Recent case law has also been oriented in the same direction when courts have been confronted with the issue of subject-matter jurisdiction in IP disputes. Summarising the arguments that incline towards retaining the jurisdiction of the tribunal in IP matters, the Romanian courts have concluded that the legislative amendments of the procedural provisions did not aim at excluding from the jurisdiction of the tribunal claims relating to IP disputes, but only their incorporation in the summary wording of the procedural rules providing the full jurisdiction of the court.

In light of these circumstances, the conclusion that emerges is that the jurisdiction to rule in IP disputes, as first instance, belongs to the tribunal – this being the court of ordinary law.


Considering the need to ensure a more efficient framework for the defence of IP rights in the internal market, it would be preferable for a legislative clarification to be made in this regard. This would ensure an unequivocal interpretation regarding the subject-matter jurisdiction in IP disputes.

The practical interest of clarifying the jurisdiction of ordinary law in this field is to avoid dilatory incidents that do not benefit the initiators of legal proceedings and, therefore, to diminish, to the extent feasible, the risks that come along with the excessive length of legal proceedings.
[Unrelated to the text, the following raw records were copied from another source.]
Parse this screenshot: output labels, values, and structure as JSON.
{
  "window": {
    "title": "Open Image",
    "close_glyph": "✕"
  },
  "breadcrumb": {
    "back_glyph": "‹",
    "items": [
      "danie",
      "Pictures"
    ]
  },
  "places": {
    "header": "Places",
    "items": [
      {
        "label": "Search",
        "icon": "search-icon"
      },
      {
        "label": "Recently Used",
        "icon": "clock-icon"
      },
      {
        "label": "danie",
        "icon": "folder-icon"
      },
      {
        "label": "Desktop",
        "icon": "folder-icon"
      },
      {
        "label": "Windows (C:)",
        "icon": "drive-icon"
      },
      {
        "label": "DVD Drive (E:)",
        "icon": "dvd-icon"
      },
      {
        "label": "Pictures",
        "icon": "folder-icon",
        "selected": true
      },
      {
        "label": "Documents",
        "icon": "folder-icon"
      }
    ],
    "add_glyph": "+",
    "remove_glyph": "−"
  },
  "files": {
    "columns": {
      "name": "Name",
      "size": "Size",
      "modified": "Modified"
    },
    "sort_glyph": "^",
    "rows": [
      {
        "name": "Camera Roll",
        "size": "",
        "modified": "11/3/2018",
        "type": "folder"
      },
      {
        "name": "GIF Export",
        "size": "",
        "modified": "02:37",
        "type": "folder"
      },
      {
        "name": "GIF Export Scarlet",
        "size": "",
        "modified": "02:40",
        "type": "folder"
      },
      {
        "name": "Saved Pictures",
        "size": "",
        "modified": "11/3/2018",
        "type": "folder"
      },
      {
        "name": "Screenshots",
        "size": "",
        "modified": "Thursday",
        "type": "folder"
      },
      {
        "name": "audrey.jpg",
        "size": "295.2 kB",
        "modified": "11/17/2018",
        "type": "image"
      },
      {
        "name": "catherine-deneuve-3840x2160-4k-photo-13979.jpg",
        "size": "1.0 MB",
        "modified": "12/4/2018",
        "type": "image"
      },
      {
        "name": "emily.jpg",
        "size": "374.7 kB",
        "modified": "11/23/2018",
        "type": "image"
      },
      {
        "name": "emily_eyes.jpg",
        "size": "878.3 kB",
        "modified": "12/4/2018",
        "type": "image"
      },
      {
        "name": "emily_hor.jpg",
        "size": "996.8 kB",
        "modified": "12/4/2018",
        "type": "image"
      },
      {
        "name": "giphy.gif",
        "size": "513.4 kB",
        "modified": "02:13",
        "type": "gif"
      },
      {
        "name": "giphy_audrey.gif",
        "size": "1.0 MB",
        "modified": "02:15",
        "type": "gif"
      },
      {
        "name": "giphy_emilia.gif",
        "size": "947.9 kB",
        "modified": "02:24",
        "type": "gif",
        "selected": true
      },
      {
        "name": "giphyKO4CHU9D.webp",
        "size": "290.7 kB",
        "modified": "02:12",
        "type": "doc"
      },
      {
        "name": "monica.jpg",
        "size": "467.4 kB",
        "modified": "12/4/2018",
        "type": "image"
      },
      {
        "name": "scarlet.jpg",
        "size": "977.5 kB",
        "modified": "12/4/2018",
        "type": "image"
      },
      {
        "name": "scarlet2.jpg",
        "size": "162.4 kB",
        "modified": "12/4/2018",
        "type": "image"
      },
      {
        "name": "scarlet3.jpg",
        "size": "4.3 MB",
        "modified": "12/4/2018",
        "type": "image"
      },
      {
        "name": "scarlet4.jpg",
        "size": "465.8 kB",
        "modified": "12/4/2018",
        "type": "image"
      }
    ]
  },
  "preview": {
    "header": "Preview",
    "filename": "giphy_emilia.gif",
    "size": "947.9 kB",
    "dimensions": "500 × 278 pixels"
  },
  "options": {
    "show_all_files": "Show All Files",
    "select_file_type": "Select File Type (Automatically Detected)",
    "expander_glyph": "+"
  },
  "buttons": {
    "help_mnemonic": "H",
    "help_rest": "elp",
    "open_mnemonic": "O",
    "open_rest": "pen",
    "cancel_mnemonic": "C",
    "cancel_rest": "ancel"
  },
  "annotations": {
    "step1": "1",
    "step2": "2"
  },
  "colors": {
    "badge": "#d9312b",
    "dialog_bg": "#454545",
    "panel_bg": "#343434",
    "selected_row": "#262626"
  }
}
For further information on this topic please contact Cristiana Prodescu or Ileana Nicolescu at Simion & Baciu by telephone (+40 31 419 04 88) or email ([email protected] or [email protected]). The Simion & Baciu website can be accessed at